Want to learn how to request genebank accessions through Genesys? Check out our newest tutorial.
Many of the seeds (and other types of planting material) whose data is shared through Genesys are available on request from their holding genebank. When this is the case, Genesys relays requests for material to the genebank. Please keep in mind that most genebanks distribute small amounts for research and breeding purposes, and access is subject to legal and phytosanitary conditions.
There are many ways to find the crop diversity you are looking for in Genesys. You can conduct a basic search from the Genesys entry page, or an advanced search by filtering passport data, or you may find accessions of interest in subsets, and characterization and evaluation datasets. Read more about those here.
When you know the accessions you wish to request, you need to add them to a list that Genesys calls My List, although it’s actually your list :) You can access the list from the main navigation bar.
You can use the Add multiple accessions button to populate your My List, for example by pasting a list of accession numbers from a spreadsheet:
Another approach is to populate your list while browsing Genesys.
Whether you found accessions in the passport data browser or in subsets and trait datasets, the button you want to look for is + Add to My list on the far right of the accession description.
Alternatively, you can also use the Table view in the Accession browser to have a look at the complete passport data and maybe spot accessions of interest more easily.

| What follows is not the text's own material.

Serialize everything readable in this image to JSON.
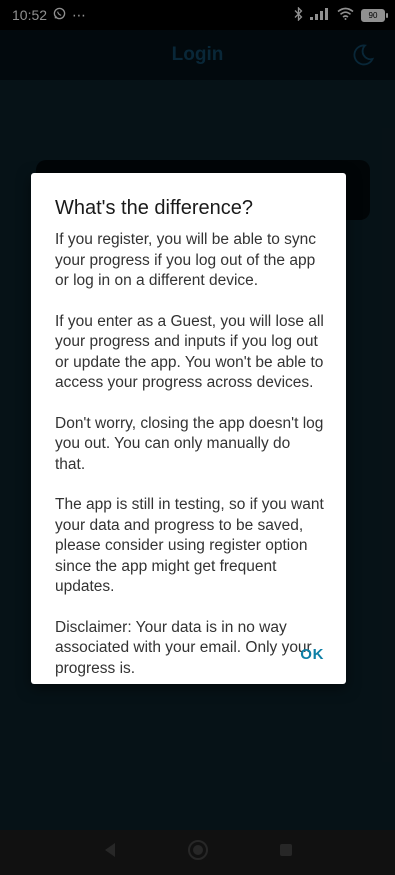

Select the accessions you want to add to My list by checking these boxes:
Once you have added all the material that you want to get hold of to My List, you’re ready to initiate the request process.
Now that you have selected the accessions that you need for your research or breeding project, you can send a request to their holding genebank(s). Genesys allows you to request material held at different genebanks simultaneously, as described below.
First, go to My list and hit “Request for material”.
Genesys will first check which of the accessions can be requested. The accessions that are highlighted in red are the ones you cannot request for in Genesys and they will be automatically excluded from the request. This is the case when either the genebank hasn’t enabled the option to receive requests for material though Genesys, or the accession is currently flagged as “unavailable for distribution”. But don’t panic. You may be able to find a similar accession held in another institute by using the Similarity Search function, and add those to your list instead.
Alternatively you can contact the genebank directly. The genebank page in Genesys includes the “Show in FAO WIEWS database” link to the respective FAO WIEWS record with genebank contact information.
Follow all the steps in the menu box and fill out all required fields. Please flag your request as Internal if you are requesting material from your own institute. Internal requests do not require a material transfer agreement and they are not linked with Easy-SMTA.
After submitting your request, you will be sent an email with a verification key in order to validate and confirm the order. Please follow all the steps listed in this confirmation email. Only after successfully completing these steps will your request be relayed from Genesys to the holding institute(s).
Genebank accessions are unlike anything else you order online. Access is subject to legal and phytosanitary conditions, in addition to genebank distribution policies. Most genebanks distribute small amounts, and only for research purposes.
After receiving your request, the genebanks will get in touch with you directly for further details, including import and phytosanitary requirements, material transfer agreement, etc.
Possible claims and complaints related to germplasm requests should be addressed to the specific institute concerned, and not to Genesys, which is just a go-between. You can find the contact information of the holding institutes in our data provider directory, FAO WIEWS database or any of the Internet search engines.